Mutton - Treat like beef, but add MORE Onion and Garlic, and a wider variety of vegetables, but NOT Turnips. If it is Spring Lamb (still has a muttony flavor) you can season it like Pork or Beef.

Veal - Treat like beef or pork, depending on how red it is (redder more like beef).

Seafood - Can go Boston or Manhattan in color (milk, or tomato). Light Poultry Seasoning, butter, onions and light garlic will generally complement any seafood.

Venison - Treat like beef, but you may need to add more butter or bacon grease, and use a little stronger flavorings if it is gamey.

Pigeon - Treat like lamb, and pigeon loves red bell peppers.

Duck or Goose - Treat like Beef, but use heavier flavors to mask any gaminess or fishiness. A little stronger pepperiness can help also.

Smoked Sausage, Bacon, Ham - Goes well with Potatoes, but also with rice or beans. Onion, and Mir Poi are all you need here, but GENTLY on the salt because these already have salt.

Potato - Butter, Salt, and Onion, with milk and salt and pepper added is the classic simple Irish Potato Soup. It grows FAR beyond that, and we always add Mir Poi, Poultry Seasoning (just a bit), often Chicken Broth if we have it, and we thicken it with flour. We also ALWAYS add meat (ham, bacon, smoked sausage, breakfast sausage, etc), and often add corn. It can be anything from a light side dish, to a full hearty main dish.

Bean - Bean soups require the beans to be overcooked, to get the thickness and brothiness from the beans (and so we digest them well without indigestion). They work well with onions, bacon, ham, and other strong flavors, and a little heat complements them well. Remember, Great Northern and Cannelini beans are NOT the same as Navy or Small White - they have a stronger flavor, more like Kidney beans only less pleasant. Many people try to use them interchangeably and they do NOT taste the same, you can RUIN your recipe by using Great Northern or Cannelini beans instead of the Navy or Small White that you ought to be using. Pinto and Pink are the most inoffensive of beans for heavier flavors, with Small White or Navy being the standard for lighter flavored dishes. Garbanzos can be added to many soups, but Black Eyed Peas, and Fava beans should not be used unless you like their taste and know how to use them in a way that won't conflict with the flavor of the soup. Lentil and Split Pea soups are also popular, but remember, many people are allergic to Lentils. When you want just a little beans added to a beef or sausage soup, try Kidney or Black Beans. They have a stronger beany flavor that works well when you need just a little added to the dish.


The information on this site is presented for informational purposes only, and consists of the opinions and experiences of the site authors. It is not to be construed as medical advice or to be used to diagnose or treat any illness. Seek the assistance of a medical professional in implementing any nutritional changes with the goal of treating any medical condition. The historical and nutritional information presented here can be verified by a simple web search.
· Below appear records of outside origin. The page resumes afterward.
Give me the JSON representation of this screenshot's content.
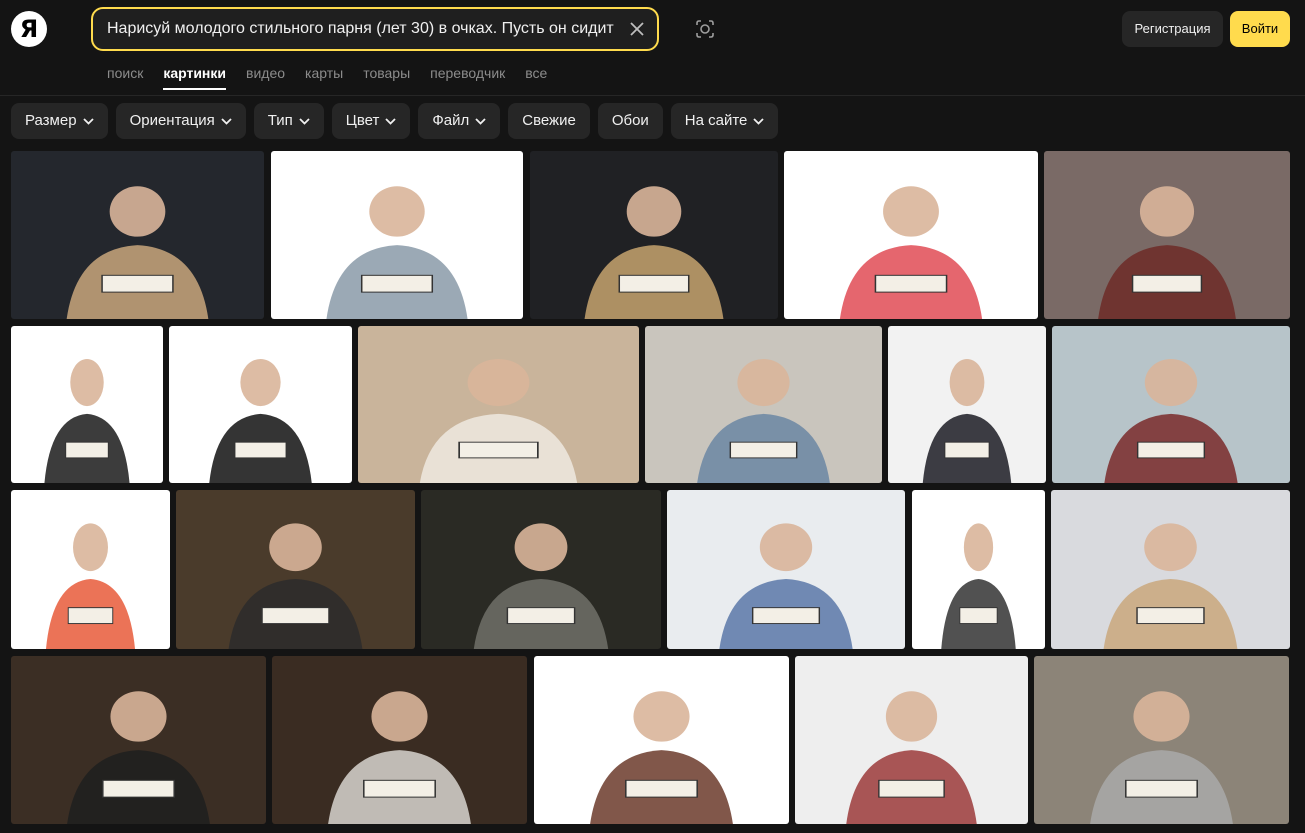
{
  "header": {
    "logo_text": "Я",
    "search_value": "Нарисуй молодого стильного парня (лет 30) в очках. Пусть он сидит",
    "register_label": "Регистрация",
    "login_label": "Войти"
  },
  "nav": {
    "items": [
      "поиск",
      "картинки",
      "видео",
      "карты",
      "товары",
      "переводчик",
      "все"
    ],
    "active_index": 1
  },
  "filters": [
    {
      "label": "Размер",
      "dropdown": true
    },
    {
      "label": "Ориентация",
      "dropdown": true
    },
    {
      "label": "Тип",
      "dropdown": true
    },
    {
      "label": "Цвет",
      "dropdown": true
    },
    {
      "label": "Файл",
      "dropdown": true
    },
    {
      "label": "Свежие",
      "dropdown": false
    },
    {
      "label": "Обои",
      "dropdown": false
    },
    {
      "label": "На сайте",
      "dropdown": true
    }
  ],
  "results": {
    "rows": [
      [
        {
          "bg": "#24272d",
          "fg": "#c9a77c"
        },
        {
          "bg": "#ffffff",
          "fg": "#8a9aa8"
        },
        {
          "bg": "#202124",
          "fg": "#c7a36e"
        },
        {
          "bg": "#ffffff",
          "fg": "#e04b55"
        },
        {
          "bg": "#7a6a66",
          "fg": "#6d2a27"
        }
      ],
      [
        {
          "bg": "#ffffff",
          "fg": "#1a1a1a"
        },
        {
          "bg": "#ffffff",
          "fg": "#111111"
        },
        {
          "bg": "#c9b49b",
          "fg": "#efe9e0"
        },
        {
          "bg": "#c9c5bd",
          "fg": "#6b86a3"
        },
        {
          "bg": "#f2f2f2",
          "fg": "#1c1c24"
        },
        {
          "bg": "#b7c4c9",
          "fg": "#7a2a2a"
        }
      ],
      [
        {
          "bg": "#ffffff",
          "fg": "#e85b3a"
        },
        {
          "bg": "#4a3b2b",
          "fg": "#2b2b2b"
        },
        {
          "bg": "#2a2a24",
          "fg": "#707069"
        },
        {
          "bg": "#e9ecef",
          "fg": "#5a78a8"
        },
        {
          "bg": "#ffffff",
          "fg": "#333333"
        },
        {
          "bg": "#d9dade",
          "fg": "#c9a77c"
        }
      ],
      [
        {
          "bg": "#3b2e24",
          "fg": "#1f1f1f"
        },
        {
          "bg": "#3a2c22",
          "fg": "#d8d5cf"
        },
        {
          "bg": "#ffffff",
          "fg": "#6b3a2a"
        },
        {
          "bg": "#eeeeee",
          "fg": "#9b3a3a"
        },
        {
          "bg": "#8c8478",
          "fg": "#a9a9a9"
        }
      ]
    ]
  }
}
I do what I do because I understand the science behind it, and I've researched worldwide sources to verify the safety of my practices to my own satisfaction. Please do your own research, and proceed AT YOUR OWN RISK.



Copyright © 2011-2012. All Rights Reserved.